### Task item
Filter this material down to the lines that contain the string "title", and return those lines.

### Records for the exercise
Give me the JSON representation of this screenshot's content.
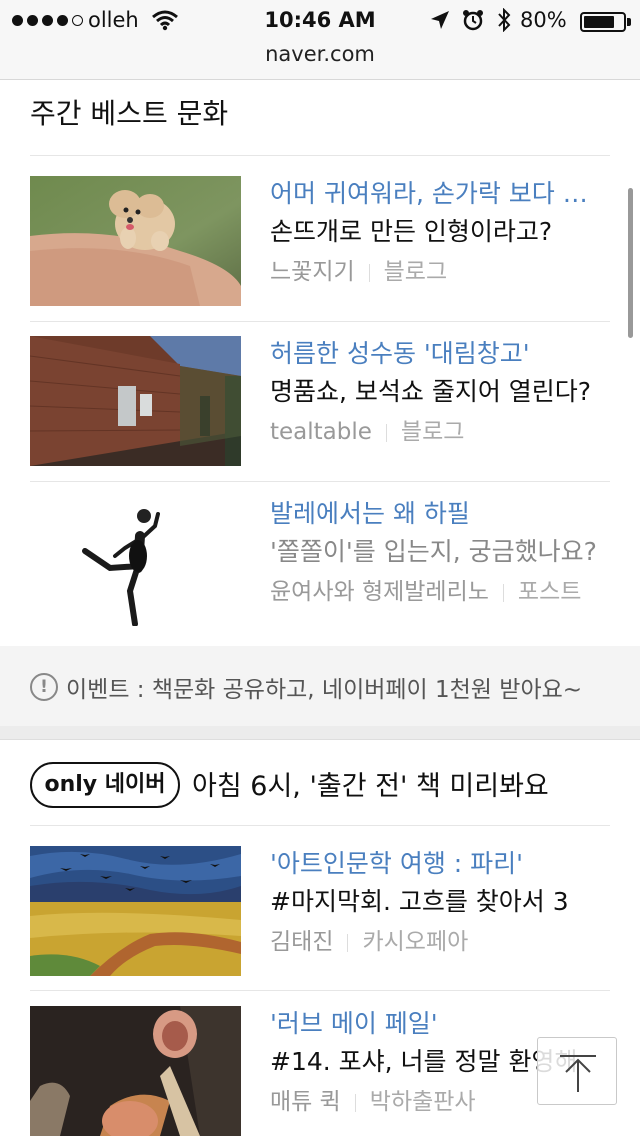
{
  "status": {
    "carrier": "olleh",
    "time": "10:46 AM",
    "battery": "80%",
    "battery_level": 0.8,
    "url": "naver.com"
  },
  "section1": {
    "title": "주간 베스트 문화",
    "items": [
      {
        "title": "어머 귀여워라, 손가락 보다 …",
        "desc": "손뜨개로 만든 인형이라고?",
        "author": "느꽃지기",
        "source": "블로그"
      },
      {
        "title": "허름한 성수동 '대림창고'",
        "desc": "명품쇼, 보석쇼 줄지어 열린다?",
        "author": "tealtable",
        "source": "블로그"
      },
      {
        "title": "발레에서는 왜 하필",
        "desc": "'쫄쫄이'를 입는지, 궁금했나요?",
        "author": "윤여사와 형제발레리노",
        "source": "포스트"
      }
    ]
  },
  "event": {
    "icon_glyph": "!",
    "text": "이벤트 : 책문화 공유하고, 네이버페이 1천원 받아요~"
  },
  "section2": {
    "badge": "only 네이버",
    "title": "아침 6시, '출간 전' 책 미리봐요",
    "items": [
      {
        "title": "'아트인문학 여행 : 파리'",
        "desc": "#마지막회. 고흐를 찾아서 3",
        "author": "김태진",
        "source": "카시오페아"
      },
      {
        "title": "'러브 메이 페일'",
        "desc": "#14. 포샤, 너를 정말 환영해",
        "author": "매튜 퀵",
        "source": "박하출판사"
      }
    ]
  },
  "colors": {
    "link_blue": "#4a7fbf",
    "meta_gray": "#999999"
  },
  "icons": {
    "top_button": "arrow-up-icon"
  }
}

### Answer to the problem
    "title": "주간 베스트 문화",
        "title": "어머 귀여워라, 손가락 보다 …",
        "title": "허름한 성수동 '대림창고'",
        "title": "발레에서는 왜 하필",
    "title": "아침 6시, '출간 전' 책 미리봐요",
        "title": "'아트인문학 여행 : 파리'",
        "title": "'러브 메이 페일'",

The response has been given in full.